- Work instructions: What you give back must match the data character for character.

- Dataset rows describing interfaces:
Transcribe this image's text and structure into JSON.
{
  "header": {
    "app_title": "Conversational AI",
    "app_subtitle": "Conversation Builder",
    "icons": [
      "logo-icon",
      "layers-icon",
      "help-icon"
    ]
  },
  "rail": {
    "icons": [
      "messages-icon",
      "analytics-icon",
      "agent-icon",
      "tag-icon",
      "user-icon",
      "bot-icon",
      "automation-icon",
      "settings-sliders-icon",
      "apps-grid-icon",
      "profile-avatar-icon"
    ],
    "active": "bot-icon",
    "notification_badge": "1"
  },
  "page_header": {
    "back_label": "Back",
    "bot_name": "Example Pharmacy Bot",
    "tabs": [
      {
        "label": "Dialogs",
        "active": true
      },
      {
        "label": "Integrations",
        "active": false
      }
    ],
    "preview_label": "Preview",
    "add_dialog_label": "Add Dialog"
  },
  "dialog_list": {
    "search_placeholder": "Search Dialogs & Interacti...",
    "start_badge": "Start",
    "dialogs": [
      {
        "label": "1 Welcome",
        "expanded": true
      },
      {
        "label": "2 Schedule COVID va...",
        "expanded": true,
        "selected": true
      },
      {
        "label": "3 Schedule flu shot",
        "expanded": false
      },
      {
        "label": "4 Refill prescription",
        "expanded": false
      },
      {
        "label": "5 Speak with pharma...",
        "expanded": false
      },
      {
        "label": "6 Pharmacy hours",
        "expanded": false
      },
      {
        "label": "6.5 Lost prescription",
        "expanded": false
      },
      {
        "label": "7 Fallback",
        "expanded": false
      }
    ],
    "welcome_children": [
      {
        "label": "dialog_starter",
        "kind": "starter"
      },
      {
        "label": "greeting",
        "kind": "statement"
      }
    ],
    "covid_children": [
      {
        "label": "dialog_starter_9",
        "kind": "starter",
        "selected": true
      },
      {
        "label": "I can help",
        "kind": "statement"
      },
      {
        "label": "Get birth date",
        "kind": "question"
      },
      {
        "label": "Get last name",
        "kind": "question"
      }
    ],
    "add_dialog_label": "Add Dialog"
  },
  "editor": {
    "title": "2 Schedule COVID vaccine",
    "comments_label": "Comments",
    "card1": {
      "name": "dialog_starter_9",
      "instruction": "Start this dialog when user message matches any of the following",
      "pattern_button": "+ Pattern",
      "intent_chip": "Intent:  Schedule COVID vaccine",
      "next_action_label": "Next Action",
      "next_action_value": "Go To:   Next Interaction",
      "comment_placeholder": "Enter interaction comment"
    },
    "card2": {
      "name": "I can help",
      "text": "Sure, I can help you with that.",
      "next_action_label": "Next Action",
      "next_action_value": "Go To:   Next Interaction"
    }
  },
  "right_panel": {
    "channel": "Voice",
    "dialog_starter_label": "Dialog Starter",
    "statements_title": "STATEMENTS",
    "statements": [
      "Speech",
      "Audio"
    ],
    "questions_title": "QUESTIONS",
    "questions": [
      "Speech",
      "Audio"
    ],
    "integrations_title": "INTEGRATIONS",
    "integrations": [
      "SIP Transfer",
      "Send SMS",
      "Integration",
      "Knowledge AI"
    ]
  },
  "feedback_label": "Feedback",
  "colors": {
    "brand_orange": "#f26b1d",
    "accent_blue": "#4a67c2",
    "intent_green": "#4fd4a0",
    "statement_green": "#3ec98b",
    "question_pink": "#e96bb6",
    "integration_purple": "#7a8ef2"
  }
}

- Problem solution:
Transcribe this image's text and structure into JSON.
{
  "header": {
    "app_title": "Conversational AI",
    "app_subtitle": "Conversation Builder",
    "icons": [
      "logo-icon",
      "layers-icon",
      "help-icon"
    ]
  },
  "rail": {
    "icons": [
      "messages-icon",
      "analytics-icon",
      "agent-icon",
      "tag-icon",
      "user-icon",
      "bot-icon",
      "automation-icon",
      "settings-sliders-icon",
      "apps-grid-icon",
      "profile-avatar-icon"
    ],
    "active": "bot-icon",
    "notification_badge": "1"
  },
  "page_header": {
    "back_label": "Back",
    "bot_name": "Example Pharmacy Bot",
    "tabs": [
      {
        "label": "Dialogs",
        "active": true
      },
      {
        "label": "Integrations",
        "active": false
      }
    ],
    "preview_label": "Preview",
    "add_dialog_label": "Add Dialog"
  },
  "dialog_list": {
    "search_placeholder": "Search Dialogs & Interacti...",
    "start_badge": "Start",
    "dialogs": [
      {
        "label": "1 Welcome",
        "expanded": true
      },
      {
        "label": "2 Schedule COVID va...",
        "expanded": true,
        "selected": true
      },
      {
        "label": "3 Schedule flu shot",
        "expanded": false
      },
      {
        "label": "4 Refill prescription",
        "expanded": false
      },
      {
        "label": "5 Speak with pharma...",
        "expanded": false
      },
      {
        "label": "6 Pharmacy hours",
        "expanded": false
      },
      {
        "label": "6.5 Lost prescription",
        "expanded": false
      },
      {
        "label": "7 Fallback",
        "expanded": false
      }
    ],
    "welcome_children": [
      {
        "label": "dialog_starter",
        "kind": "starter"
      },
      {
        "label": "greeting",
        "kind": "statement"
      }
    ],
    "covid_children": [
      {
        "label": "dialog_starter_9",
        "kind": "starter",
        "selected": true
      },
      {
        "label": "I can help",
        "kind": "statement"
      },
      {
        "label": "Get birth date",
        "kind": "question"
      },
      {
        "label": "Get last name",
        "kind": "question"
      }
    ],
    "add_dialog_label": "Add Dialog"
  },
  "editor": {
    "title": "2 Schedule COVID vaccine",
    "comments_label": "Comments",
    "card1": {
      "name": "dialog_starter_9",
      "instruction": "Start this dialog when user message matches any of the following",
      "pattern_button": "+ Pattern",
      "intent_chip": "Intent:  Schedule COVID vaccine",
      "next_action_label": "Next Action",
      "next_action_value": "Go To:   Next Interaction",
      "comment_placeholder": "Enter interaction comment"
    },
    "card2": {
      "name": "I can help",
      "text": "Sure, I can help you with that.",
      "next_action_label": "Next Action",
      "next_action_value": "Go To:   Next Interaction"
    }
  },
  "right_panel": {
    "channel": "Voice",
    "dialog_starter_label": "Dialog Starter",
    "statements_title": "STATEMENTS",
    "statements": [
      "Speech",
      "Audio"
    ],
    "questions_title": "QUESTIONS",
    "questions": [
      "Speech",
      "Audio"
    ],
    "integrations_title": "INTEGRATIONS",
    "integrations": [
      "SIP Transfer",
      "Send SMS",
      "Integration",
      "Knowledge AI"
    ]
  },
  "feedback_label": "Feedback",
  "colors": {
    "brand_orange": "#f26b1d",
    "accent_blue": "#4a67c2",
    "intent_green": "#4fd4a0",
    "statement_green": "#3ec98b",
    "question_pink": "#e96bb6",
    "integration_purple": "#7a8ef2"
  }
}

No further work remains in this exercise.